For the passed week I’ve been in my favorite city in the world, Berlin. I lived in the city between the ages 13 and 16, and recognize its impact on my life. It’s been great to see how it changes but always remains energetic. Berlin is magical. There are a few things that make it so special, its Neighborhoods, the food, public transit and of course the people.
The most interesting part of any city are its neighborhoods. Where do people live and why? Most cities have distinct districts where particular things are located, for example a business section, an area with more restaurants, and maybe a neighborhood with more nightlife. What is interesting about Berlin is that each neighborhood feels like its own self contained city; each has its own grocery stores, a park, various types of restaurants, a few businesses and some bars. Because of this, you can live your entire life in the city in just one area of the city. This creates an abundance of cultures within the city, every part of town has a unique feel to it. However, it does make the city feel endless. It is quite a massive city, and since each part of town is its own community most residents end up staying in one part of the city.
Berlin is an amazing city if you’re a hungry person. Because it is so spread out and diverse there is a lot of redundancy; instead of having a Thai restaurant that everyone goes to there is one in each neighborhood. This allows the food scene to thrive, every time I visit my friends take me to some amazing restaurant that I couldn’t have ever found on my own. Each person has a collection of spots that they hide for themselves and reveal only when the time is right. For the most part restaurants take cash, which I assume is mainly for money laundering purposes (for no reason other than that it’s what I want to believe.) Restaurants in the city are well known for keeping their prices relatively low considering the quality of the food. Meals are generally about half the price they are in other major cities.
One of my favorite parts of the city is the accessibility, you can always get to around. For instance, right now I am staying in a part of town on the fringes of the city, but within 30 minutes I can be standing in front of the Brandenburg Gate. This is only possible because of the public transportation system, and while it’s not perfect, it works unbelievably well even in the winter. In 2019 the BVG (Berliner Verkehrsbetriebe) supported 1,125,000,000 riders on their trips throughout the city.
Public transportation is magic, it moves that many people around an enormous city and manages to be relatively punctual. Some of my most distinct memories living in Berlin were taking train rides across the city. I got to observe all the parts of the city and even better all the weird unique people that make their way here.
I think the most fascinating part of any city are the people who live there. What I’ve noticed here is that while people don’t smile as much, everyone seems to have something going on. When you walk into a friends apartment they always have two or three projects up. To me it’s incredible that everyone seems to be working on something.

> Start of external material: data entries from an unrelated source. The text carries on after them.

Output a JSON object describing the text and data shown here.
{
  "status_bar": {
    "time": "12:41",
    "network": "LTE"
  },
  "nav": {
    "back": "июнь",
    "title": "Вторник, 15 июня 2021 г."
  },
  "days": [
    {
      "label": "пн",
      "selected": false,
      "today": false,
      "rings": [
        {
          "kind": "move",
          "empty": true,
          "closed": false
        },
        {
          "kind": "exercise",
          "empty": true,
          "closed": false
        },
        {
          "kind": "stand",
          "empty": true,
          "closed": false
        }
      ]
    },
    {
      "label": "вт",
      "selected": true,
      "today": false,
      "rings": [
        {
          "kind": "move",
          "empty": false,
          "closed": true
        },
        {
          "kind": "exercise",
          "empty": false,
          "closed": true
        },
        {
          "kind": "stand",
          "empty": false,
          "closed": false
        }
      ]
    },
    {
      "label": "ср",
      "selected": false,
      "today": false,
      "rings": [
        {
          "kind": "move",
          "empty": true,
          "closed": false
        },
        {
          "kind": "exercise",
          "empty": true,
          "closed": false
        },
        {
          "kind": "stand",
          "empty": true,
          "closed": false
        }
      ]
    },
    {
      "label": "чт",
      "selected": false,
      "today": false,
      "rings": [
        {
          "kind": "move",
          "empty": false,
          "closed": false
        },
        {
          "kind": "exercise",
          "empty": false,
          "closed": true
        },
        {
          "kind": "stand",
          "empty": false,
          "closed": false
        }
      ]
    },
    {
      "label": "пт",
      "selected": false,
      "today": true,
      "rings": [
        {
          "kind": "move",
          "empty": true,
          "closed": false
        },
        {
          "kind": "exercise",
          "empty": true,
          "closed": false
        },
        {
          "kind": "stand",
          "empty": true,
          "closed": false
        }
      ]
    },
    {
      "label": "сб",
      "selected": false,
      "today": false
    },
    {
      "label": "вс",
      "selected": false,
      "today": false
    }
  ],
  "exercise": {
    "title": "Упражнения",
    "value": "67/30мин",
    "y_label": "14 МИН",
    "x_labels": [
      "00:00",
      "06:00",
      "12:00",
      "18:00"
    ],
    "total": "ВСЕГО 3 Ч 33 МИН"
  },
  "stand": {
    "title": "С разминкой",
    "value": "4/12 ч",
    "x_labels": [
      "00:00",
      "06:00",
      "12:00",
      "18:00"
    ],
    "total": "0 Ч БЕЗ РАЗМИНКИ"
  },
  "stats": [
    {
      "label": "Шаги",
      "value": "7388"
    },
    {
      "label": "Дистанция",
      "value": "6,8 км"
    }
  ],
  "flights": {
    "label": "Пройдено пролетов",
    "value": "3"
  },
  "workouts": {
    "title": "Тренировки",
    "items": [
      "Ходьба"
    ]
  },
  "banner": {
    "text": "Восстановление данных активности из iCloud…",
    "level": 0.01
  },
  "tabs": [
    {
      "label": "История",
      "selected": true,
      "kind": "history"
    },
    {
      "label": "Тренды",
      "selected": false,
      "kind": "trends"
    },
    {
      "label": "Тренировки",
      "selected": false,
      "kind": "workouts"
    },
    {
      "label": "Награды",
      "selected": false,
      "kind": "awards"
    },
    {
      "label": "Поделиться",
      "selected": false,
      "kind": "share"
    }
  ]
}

What impresses me more is the presence. Everyone knows they are in a city that asks them to be themselves and understand that others are doing that too. Someone who looks conventional in Berlin would look out of place in nearly any other city. The city adapts itself to you, you don’t have to change much of who you are to find a place here. It should be noted that in my interview with Bem Joiner we spoke about how Atlanta does this, but to a far lesser extent. Everyone feels comfortable here,
What it whispers
Every city has its own feeling. Paul Graham wrote about this in an article called Cities and Ambition; to him different cities whisper different truths. I think Berlin has mastered the art of welcoming and screaming “You should be yourself.”